Here are some unrelated (but interesting) things about US Currency.
Since 1969, the US Federal Reserve has been removing
large-denomination bills from
circulation. As of May 30, 2009, there were a total of only
165,372 $1000 bills that had not been destroyed.
This specific $1000 bill (Federal Reserve Bank of Atlanta
series 1934A Julian/Morgenthau, serial number
F00048388A) is graded PCGS VF20 and is in the
possession of Privilege Equity Management and remains
legal tender. When this was printed, two of them could have bought a
pretty ritzy, post-depression
new car, say a 1934 Frazer Nash. This note remains legal tender, but is worth considerably more
than $1000 to a collector.
Now this is a seriously nifty car, but that many dollars back then would have also bouhg either
a nice home or even a farm.
Here is a 1928 $100 C-note with Benjamin Franklin from 1928.

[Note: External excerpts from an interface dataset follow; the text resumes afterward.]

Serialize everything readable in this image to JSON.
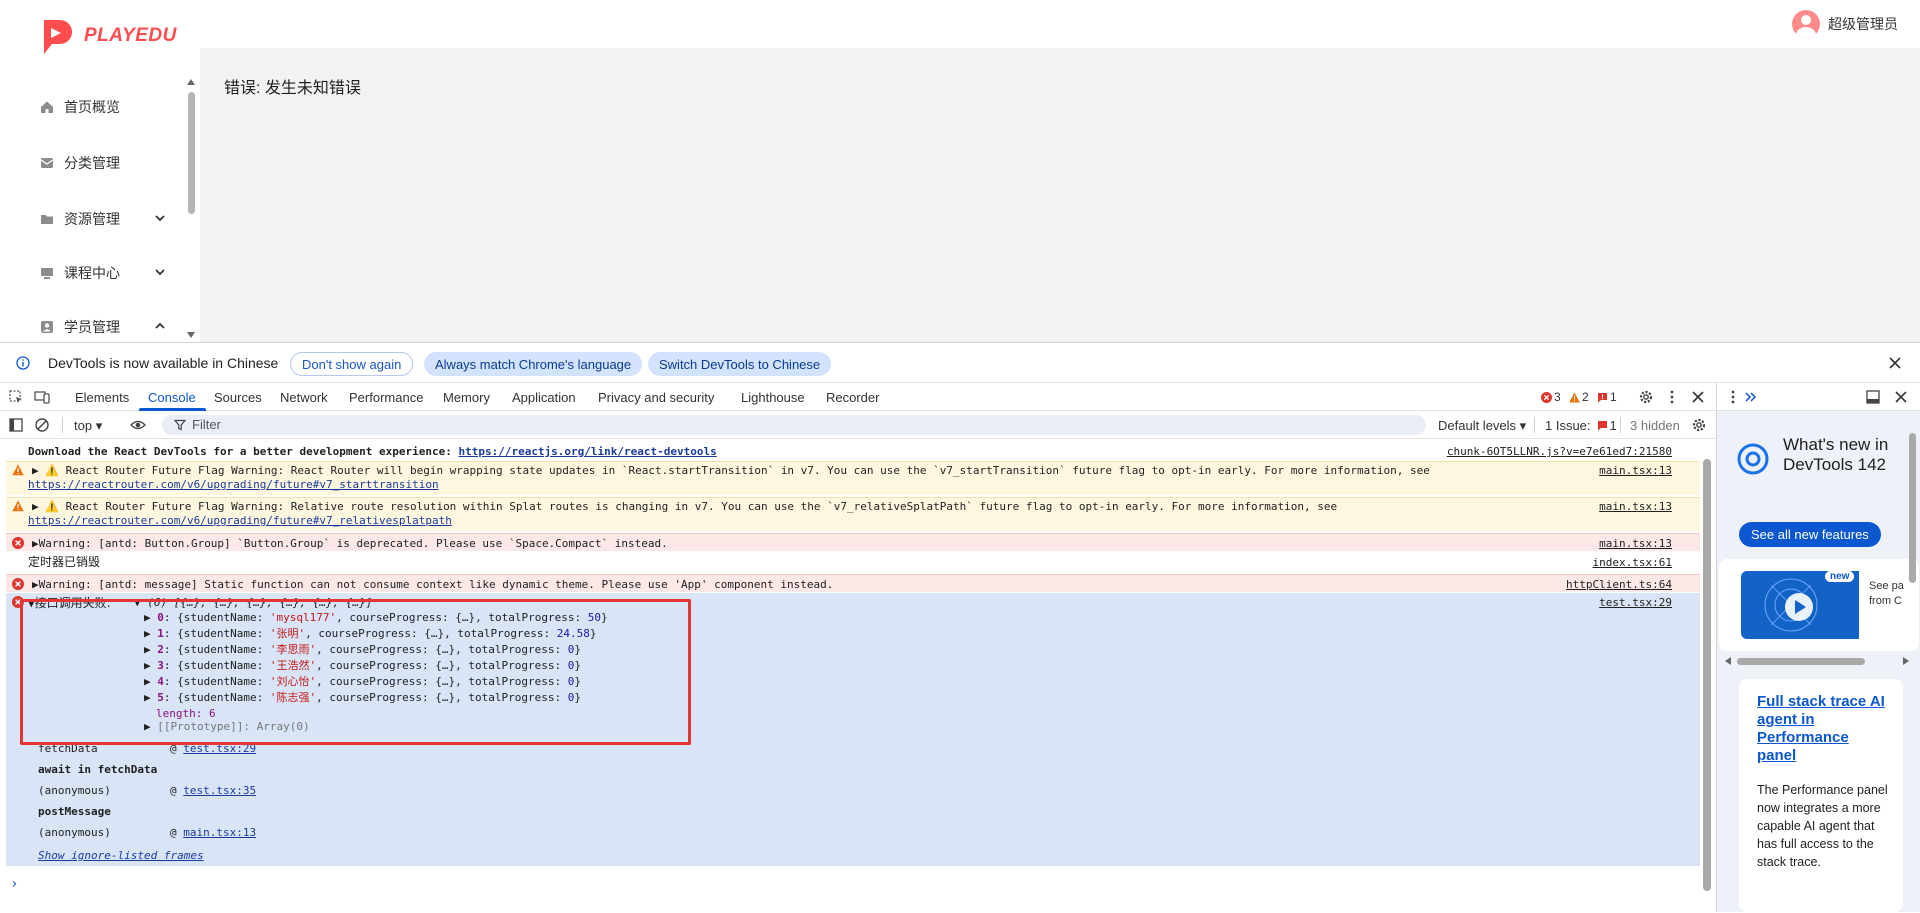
{
  "app": {
    "brand": "PLAYEDU",
    "user_name": "超级管理员",
    "sidebar": [
      {
        "label": "首页概览",
        "icon": "home-icon"
      },
      {
        "label": "分类管理",
        "icon": "category-icon"
      },
      {
        "label": "资源管理",
        "icon": "folder-icon",
        "chevron": "down"
      },
      {
        "label": "课程中心",
        "icon": "course-icon",
        "chevron": "down"
      },
      {
        "label": "学员管理",
        "icon": "user-icon",
        "chevron": "up"
      }
    ],
    "error_text": "错误: 发生未知错误"
  },
  "devtools": {
    "infobar": {
      "message": "DevTools is now available in Chinese",
      "dont_show": "Don't show again",
      "match_language": "Always match Chrome's language",
      "switch_chinese": "Switch DevTools to Chinese"
    },
    "tabs": [
      "Elements",
      "Console",
      "Sources",
      "Network",
      "Performance",
      "Memory",
      "Application",
      "Privacy and security",
      "Lighthouse",
      "Recorder"
    ],
    "active_tab": "Console",
    "counts": {
      "errors": "3",
      "warnings": "2",
      "issues": "1"
    },
    "filterbar": {
      "context": "top",
      "filter_placeholder": "Filter",
      "levels": "Default levels",
      "issues_label": "1 Issue:",
      "issues_count": "1",
      "hidden": "3 hidden"
    },
    "console": {
      "devtools_msg": "Download the React DevTools for a better development experience:",
      "devtools_link": "https://reactjs.org/link/react-devtools",
      "devtools_src": "chunk-6OT5LLNR.js?v=e7e61ed7:21580",
      "warn1": "React Router Future Flag Warning: React Router will begin wrapping state updates in `React.startTransition` in v7. You can use the `v7_startTransition` future flag to opt-in early. For more information, see",
      "warn1_link": "https://reactrouter.com/v6/upgrading/future#v7_starttransition",
      "warn1_src": "main.tsx:13",
      "warn2": "React Router Future Flag Warning: Relative route resolution within Splat routes is changing in v7. You can use the `v7_relativeSplatPath` future flag to opt-in early. For more information, see",
      "warn2_link": "https://reactrouter.com/v6/upgrading/future#v7_relativesplatpath",
      "warn2_src": "main.tsx:13",
      "err1": "Warning: [antd: Button.Group] `Button.Group` is deprecated. Please use `Space.Compact` instead.",
      "err1_src": "main.tsx:13",
      "log1": "定时器已销毁",
      "log1_src": "index.tsx:61",
      "err2": "Warning: [antd: message] Static function can not consume context like dynamic theme. Please use 'App' component instead.",
      "err2_src": "httpClient.ts:64",
      "group_label": "接口调用失败:",
      "group_summary": "(6) [{…}, {…}, {…}, {…}, {…}, {…}]",
      "group_src": "test.tsx:29",
      "items": [
        {
          "idx": "0",
          "name": "'mysql177'",
          "total": "50"
        },
        {
          "idx": "1",
          "name": "'张明'",
          "total": "24.58"
        },
        {
          "idx": "2",
          "name": "'李思雨'",
          "total": "0"
        },
        {
          "idx": "3",
          "name": "'王浩然'",
          "total": "0"
        },
        {
          "idx": "4",
          "name": "'刘心怡'",
          "total": "0"
        },
        {
          "idx": "5",
          "name": "'陈志强'",
          "total": "0"
        }
      ],
      "length_label": "length: 6",
      "prototype_label": "[[Prototype]]: Array(0)",
      "stack": [
        {
          "fn": "fetchData",
          "at": "@",
          "src": "test.tsx:29",
          "bold": false
        },
        {
          "fn": "await in fetchData",
          "at": "",
          "src": "",
          "bold": true
        },
        {
          "fn": "(anonymous)",
          "at": "@",
          "src": "test.tsx:35",
          "bold": false
        },
        {
          "fn": "postMessage",
          "at": "",
          "src": "",
          "bold": true
        },
        {
          "fn": "(anonymous)",
          "at": "@",
          "src": "main.tsx:13",
          "bold": false
        }
      ],
      "ignore_frames": "Show ignore-listed frames",
      "prompt": "›"
    },
    "drawer": {
      "whats_new_title": "What's new in DevTools 142",
      "see_all": "See all new features",
      "new_badge": "new",
      "teaser1": "See pa",
      "teaser2": "from C",
      "card_title": "Full stack trace AI agent in Performance panel",
      "card_body": "The Performance panel now integrates a more capable AI agent that has full access to the stack trace."
    }
  }
}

This specific $100 bill (Federal Reserve Bank of Cleveland
series 1928 Woods/Mellon, serial number D00311548A)
is also in the possession of Privilege Equity Management. It is
interesting because series 1928 was the first year of
"small-size" currency vs. the "horseblanket" large-size notes before this time.
A very important thing to notice is that even though it's the
first "small-size" note, it is also the last one that says...
The notion of "Redeemable in Gold" ended in 1933 when
Franklin Delano Roosevelt made it ILLEGAL to own
gold and the Federal Reserve took over the currency, and why the
1934 $1000 bill above says "legal tender
for all debts..."
Of course, what's important is the perception of the value of "money". To the general public
though, the representation of that mone is paper money. Ultimately, a one dollar bill has
the same intrinsic value as a one hundred dollar bill. That number is about five cents.
including quality control, security, and such related peripheral issues. So ultimately
there is the perception of the value of money, but the perception of the value of physical
paper money. For our managed currency, let's assume value as assigned by the Federal Reserve
US one-hundred dollar bills are widely conterfeited, included massive state-sponsored
counterfeiting by the Peoples' Republic of North Korea. Counterfeiting has a negative
effect on the perception of the value of our currence and hence a slight impact upon
the overall fiat money supply M0, MB, M1, M2, M3, and MZM.